Unfortunately, success begat money, money was met with unbridled freedom, and with freedom came arrogance, a lack of discipline, and even respect for the principles that inspired the revolution in the first place. Directors once up in arms over the fact that the budget for a single over-inflated bomb like Paint Your Wagon ($20 million) could have financed 20 smaller, perhaps better films, themselves nearly brought the industry to its knees due to their own ego-driven excesses.

Of all the golden boys who imploded when given a big budget and free-rein (Michael Cimino -Heaven’s Gate, Stephen Spielberg – 1941, Martin Scorsese - New York, New York) it can at least be said of Francis Ford Coppola that he bankrupted his own studio and wasted his own money.

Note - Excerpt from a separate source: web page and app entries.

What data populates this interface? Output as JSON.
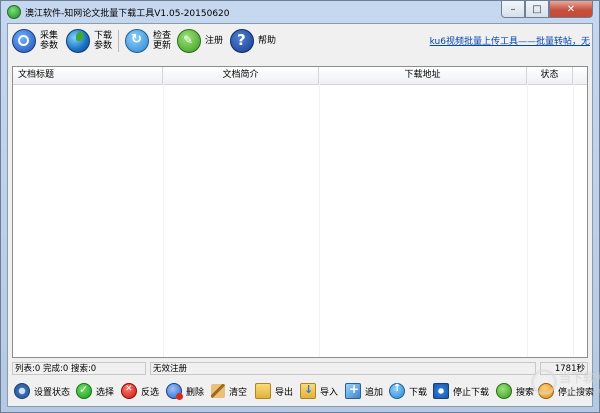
{
  "window": {
    "title": "澳江软件-知网论文批量下载工具V1.05-20150620",
    "controls": {
      "minimize": "–",
      "maximize": "□",
      "close": "✕"
    }
  },
  "toolbar": {
    "items": [
      {
        "name": "collect-params-button",
        "icon": "search-icon",
        "line1": "采集",
        "line2": "参数"
      },
      {
        "name": "download-params-button",
        "icon": "globe-icon",
        "line1": "下载",
        "line2": "参数"
      },
      {
        "name": "check-update-button",
        "icon": "refresh-icon",
        "line1": "检查",
        "line2": "更新"
      },
      {
        "name": "register-button",
        "icon": "register-icon",
        "line1": "注册",
        "line2": ""
      },
      {
        "name": "help-button",
        "icon": "help-icon",
        "line1": "帮助",
        "line2": ""
      }
    ],
    "link": "ku6视频批量上传工具——批量转帖，无"
  },
  "grid": {
    "columns": [
      "文档标题",
      "文档简介",
      "下载地址",
      "状态"
    ],
    "rows": []
  },
  "statusbar": {
    "counts": "列表:0 完成:0 搜索:0",
    "license": "无效注册",
    "timer": "1781秒"
  },
  "bottombar": {
    "items": [
      {
        "name": "settings-status-button",
        "icon": "gear-icon",
        "label": "设置状态"
      },
      {
        "name": "select-button",
        "icon": "check-icon",
        "label": "选择"
      },
      {
        "name": "invert-select-button",
        "icon": "x-icon",
        "label": "反选"
      },
      {
        "name": "delete-button",
        "icon": "delete-icon",
        "label": "删除"
      },
      {
        "name": "clear-button",
        "icon": "broom-icon",
        "label": "清空"
      },
      {
        "name": "export-button",
        "icon": "folder-icon",
        "label": "导出"
      },
      {
        "name": "import-button",
        "icon": "import-icon",
        "label": "导入"
      },
      {
        "name": "append-button",
        "icon": "add-icon",
        "label": "追加"
      },
      {
        "name": "download-button",
        "icon": "download-icon",
        "label": "下载"
      },
      {
        "name": "stop-download-button",
        "icon": "stop-icon",
        "label": "停止下载"
      },
      {
        "name": "search-button",
        "icon": "search-icon",
        "label": "搜索"
      },
      {
        "name": "stop-search-button",
        "icon": "stop-search-icon",
        "label": "停止搜索"
      }
    ]
  },
  "watermark": {
    "text1": "当下软件园",
    "text2": "www.downxia.com"
  }
}
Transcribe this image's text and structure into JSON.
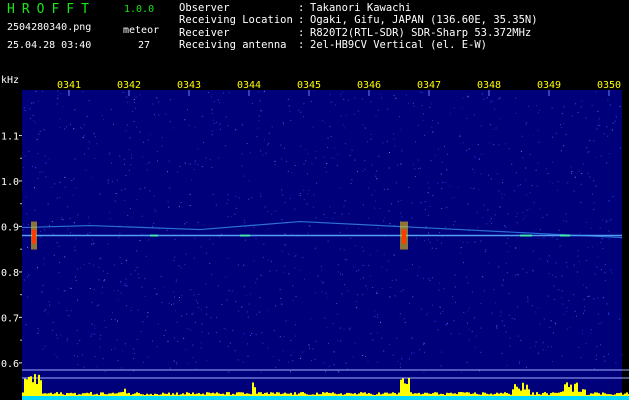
{
  "header": {
    "app_title": "HROFFT",
    "app_version": "1.0.0",
    "filename": "2504280340.png",
    "datetime": "25.04.28 03:40",
    "meteor_label": "meteor",
    "meteor_count": "27"
  },
  "info": [
    {
      "key": "Observer",
      "value": "Takanori Kawachi"
    },
    {
      "key": "Receiving Location",
      "value": "Ogaki, Gifu, JAPAN (136.60E, 35.35N)"
    },
    {
      "key": "Receiver",
      "value": "R820T2(RTL-SDR) SDR-Sharp 53.372MHz"
    },
    {
      "key": "Receiving antenna",
      "value": "2el-HB9CV Vertical (el. E-W)"
    }
  ],
  "chart_data": {
    "type": "heatmap",
    "yunit": "kHz",
    "x_ticks": [
      "0341",
      "0342",
      "0343",
      "0344",
      "0345",
      "0346",
      "0347",
      "0348",
      "0349",
      "0350"
    ],
    "y_ticks": [
      "1.1",
      "1.0",
      "0.9",
      "0.8",
      "0.7",
      "0.6"
    ],
    "ylim": [
      0.58,
      1.2
    ],
    "carrier_khz": 0.88,
    "colors": {
      "background": "#00007a",
      "noise": "#3c55ff",
      "carrier": "#5ab0ff",
      "echo_hot": "#ffd400",
      "echo_core": "#ff3b00",
      "level_bar": "#ffff00",
      "level_base": "#00d8ff",
      "axis_text": "#ffffff",
      "tick_text": "#ffff00"
    }
  }
}
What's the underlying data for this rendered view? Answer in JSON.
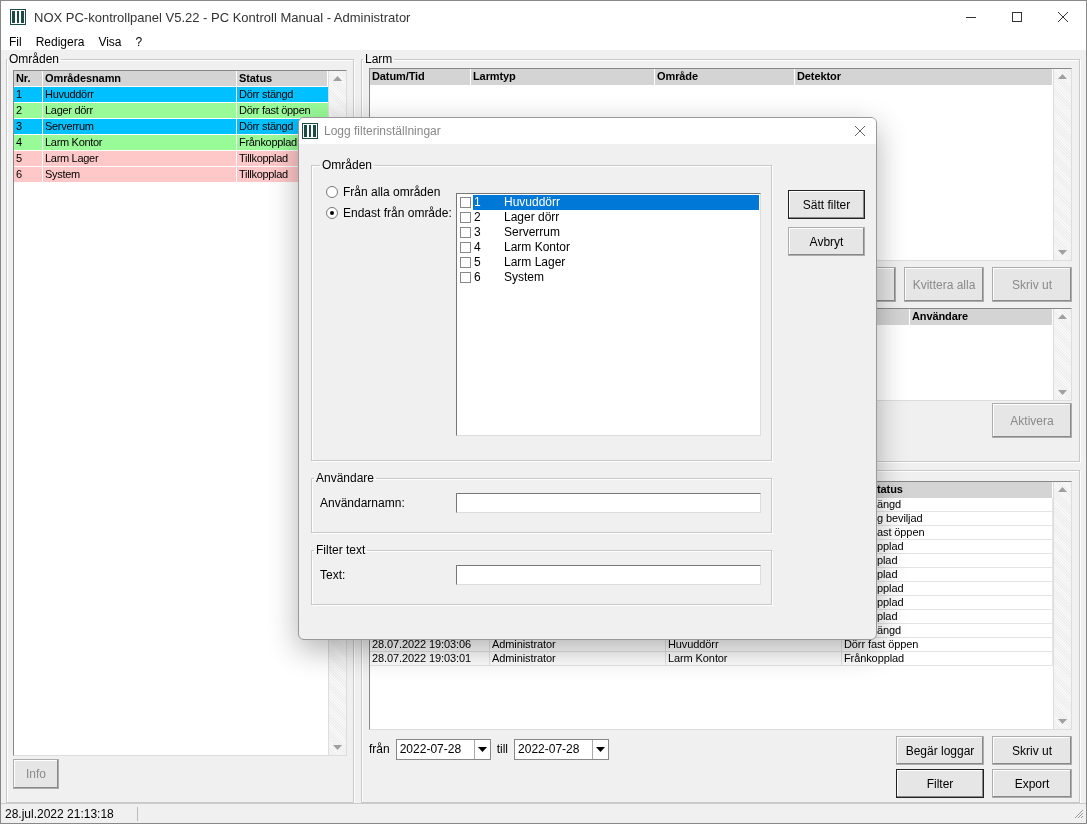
{
  "window": {
    "title": "NOX PC-kontrollpanel V5.22 - PC Kontroll Manual - Administrator"
  },
  "menu": [
    "Fil",
    "Redigera",
    "Visa",
    "?"
  ],
  "areas_panel": {
    "title": "Områden",
    "columns": [
      "Nr.",
      "Områdesnamn",
      "Status"
    ],
    "rows": [
      {
        "nr": "1",
        "name": "Huvuddörr",
        "status": "Dörr stängd",
        "color": "#00c0ff"
      },
      {
        "nr": "2",
        "name": "Lager dörr",
        "status": "Dörr fast öppen",
        "color": "#98fb98"
      },
      {
        "nr": "3",
        "name": "Serverrum",
        "status": "Dörr stängd",
        "color": "#00c0ff"
      },
      {
        "nr": "4",
        "name": "Larm Kontor",
        "status": "Frånkopplad",
        "color": "#98fb98"
      },
      {
        "nr": "5",
        "name": "Larm Lager",
        "status": "Tillkopplad",
        "color": "#ffc8c8"
      },
      {
        "nr": "6",
        "name": "System",
        "status": "Tillkopplad",
        "color": "#ffc8c8"
      }
    ],
    "info_button": {
      "label": "Info",
      "disabled": true
    }
  },
  "alarm_panel": {
    "title": "Larm",
    "columns": [
      "Datum/Tid",
      "Larmtyp",
      "Område",
      "Detektor"
    ],
    "buttons": [
      {
        "label": "Kvittera alla",
        "disabled": true
      },
      {
        "label": "Skriv ut",
        "disabled": true
      }
    ],
    "users_columns": [
      "Användare"
    ],
    "activate_button": {
      "label": "Aktivera",
      "disabled": true
    }
  },
  "log_panel": {
    "columns": [
      "tatus"
    ],
    "rows": [
      {
        "status": "ängd"
      },
      {
        "status": "g beviljad"
      },
      {
        "status": "ast öppen"
      },
      {
        "status": "pplad"
      },
      {
        "status": "plad"
      },
      {
        "status": "plad"
      },
      {
        "status": "pplad"
      },
      {
        "status": "pplad"
      },
      {
        "status": "plad"
      },
      {
        "status": "ängd"
      },
      {
        "date": "28.07.2022 19:03:06",
        "user": "Administrator",
        "area": "Huvuddörr",
        "status": "Dörr fast öppen"
      },
      {
        "date": "28.07.2022 19:03:01",
        "user": "Administrator",
        "area": "Larm Kontor",
        "status": "Frånkopplad"
      }
    ],
    "from_label": "från",
    "from_date": "2022-07-28",
    "to_label": "till",
    "to_date": "2022-07-28",
    "buttons": [
      {
        "label": "Begär loggar",
        "default": false
      },
      {
        "label": "Skriv ut",
        "default": false
      },
      {
        "label": "Filter",
        "default": true
      },
      {
        "label": "Export",
        "default": false
      }
    ]
  },
  "status_bar": {
    "datetime": "28.jul.2022  21:13:18"
  },
  "dialog": {
    "title": "Logg filterinställningar",
    "areas_group": {
      "title": "Områden",
      "radios": [
        {
          "label": "Från alla områden",
          "selected": false
        },
        {
          "label": "Endast från område:",
          "selected": true
        }
      ],
      "items": [
        {
          "nr": "1",
          "name": "Huvuddörr",
          "checked": false,
          "selected": true
        },
        {
          "nr": "2",
          "name": "Lager dörr",
          "checked": false,
          "selected": false
        },
        {
          "nr": "3",
          "name": "Serverrum",
          "checked": false,
          "selected": false
        },
        {
          "nr": "4",
          "name": "Larm Kontor",
          "checked": false,
          "selected": false
        },
        {
          "nr": "5",
          "name": "Larm Lager",
          "checked": false,
          "selected": false
        },
        {
          "nr": "6",
          "name": "System",
          "checked": false,
          "selected": false
        }
      ]
    },
    "user_group": {
      "title": "Användare",
      "label": "Användarnamn:"
    },
    "text_group": {
      "title": "Filter text",
      "label": "Text:"
    },
    "buttons": [
      {
        "label": "Sätt filter",
        "default": true
      },
      {
        "label": "Avbryt",
        "default": false
      }
    ]
  }
}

The version of One from the Heart currently available on DVD has been re-edited and is a tighter, and in some ways, better film than the one I saw in previews back in 1982. Alas, there’s just no getting past the fact that this neon heart has no real pulse. One from the Heart feels like a film made by someone who knows an awful lot about movies, but not much about life.
One from the Heart would have benefited greatly from the intimacy Coppola brought to The Conversation. Instead, this simple romance was handled with the bombast and overkill of Apocalypse Now
Today, One from the Heart still has the power to thrill me as eye candy, and pleases with its sometimes hauntingly beautiful jazz-tinged score, but in an odd way, it offends me in its epic waste.
In The Towering Inferno Paul Newman says of the smoldering shell of the skyscraper that needlessly took the lives of so many: “I don’t know. Maybe they ought to just leave it the way it is. Kind of a shrine to all the bullshit in the world.”

Maybe that’s One from the Heart’s ultimate merit: it stands as a melancholy shrine to all the tarnished optimism and corrupted ideals of the Hollywood New Wave of the '70s.

Teri Garr autograph from when I was working at a bookstore on Sunset Blvd.

Harry Dean Stanton autograph I got when he came to the Honda dealership where I used to work

Copyright © Ken Anderson